▶ WHAT THE EXERCISE ASKS
Please restate the listing that follows without changing anything.

*** DATA RECORDS ***

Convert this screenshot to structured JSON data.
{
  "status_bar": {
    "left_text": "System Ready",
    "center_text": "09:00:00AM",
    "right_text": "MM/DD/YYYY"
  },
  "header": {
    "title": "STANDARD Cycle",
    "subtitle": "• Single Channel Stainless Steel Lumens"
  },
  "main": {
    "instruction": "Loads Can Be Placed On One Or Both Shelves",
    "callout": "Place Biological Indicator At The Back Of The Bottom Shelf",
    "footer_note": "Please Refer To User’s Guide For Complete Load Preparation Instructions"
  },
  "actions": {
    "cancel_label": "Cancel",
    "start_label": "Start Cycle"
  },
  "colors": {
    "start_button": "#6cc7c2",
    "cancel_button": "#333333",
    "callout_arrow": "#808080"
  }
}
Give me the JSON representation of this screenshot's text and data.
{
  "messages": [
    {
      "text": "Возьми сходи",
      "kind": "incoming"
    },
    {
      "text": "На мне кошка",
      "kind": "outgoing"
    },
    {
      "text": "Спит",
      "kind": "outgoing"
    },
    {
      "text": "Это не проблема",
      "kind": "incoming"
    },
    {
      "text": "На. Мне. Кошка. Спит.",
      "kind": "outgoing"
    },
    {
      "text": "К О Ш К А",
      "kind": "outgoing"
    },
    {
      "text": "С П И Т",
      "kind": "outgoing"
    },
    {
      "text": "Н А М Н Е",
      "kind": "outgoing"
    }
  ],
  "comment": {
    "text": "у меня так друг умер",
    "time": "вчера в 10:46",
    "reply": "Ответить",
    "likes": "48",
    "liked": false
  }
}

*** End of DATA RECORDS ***

▶ YOUR SOLUTION
Convert this screenshot to structured JSON data.
{
  "status_bar": {
    "left_text": "System Ready",
    "center_text": "09:00:00AM",
    "right_text": "MM/DD/YYYY"
  },
  "header": {
    "title": "STANDARD Cycle",
    "subtitle": "• Single Channel Stainless Steel Lumens"
  },
  "main": {
    "instruction": "Loads Can Be Placed On One Or Both Shelves",
    "callout": "Place Biological Indicator At The Back Of The Bottom Shelf",
    "footer_note": "Please Refer To User’s Guide For Complete Load Preparation Instructions"
  },
  "actions": {
    "cancel_label": "Cancel",
    "start_label": "Start Cycle"
  },
  "colors": {
    "start_button": "#6cc7c2",
    "cancel_button": "#333333",
    "callout_arrow": "#808080"
  }
}
Give me the JSON representation of this screenshot's text and data.
{
  "messages": [
    {
      "text": "Возьми сходи",
      "kind": "incoming"
    },
    {
      "text": "На мне кошка",
      "kind": "outgoing"
    },
    {
      "text": "Спит",
      "kind": "outgoing"
    },
    {
      "text": "Это не проблема",
      "kind": "incoming"
    },
    {
      "text": "На. Мне. Кошка. Спит.",
      "kind": "outgoing"
    },
    {
      "text": "К О Ш К А",
      "kind": "outgoing"
    },
    {
      "text": "С П И Т",
      "kind": "outgoing"
    },
    {
      "text": "Н А М Н Е",
      "kind": "outgoing"
    }
  ],
  "comment": {
    "text": "у меня так друг умер",
    "time": "вчера в 10:46",
    "reply": "Ответить",
    "likes": "48",
    "liked": false
  }
}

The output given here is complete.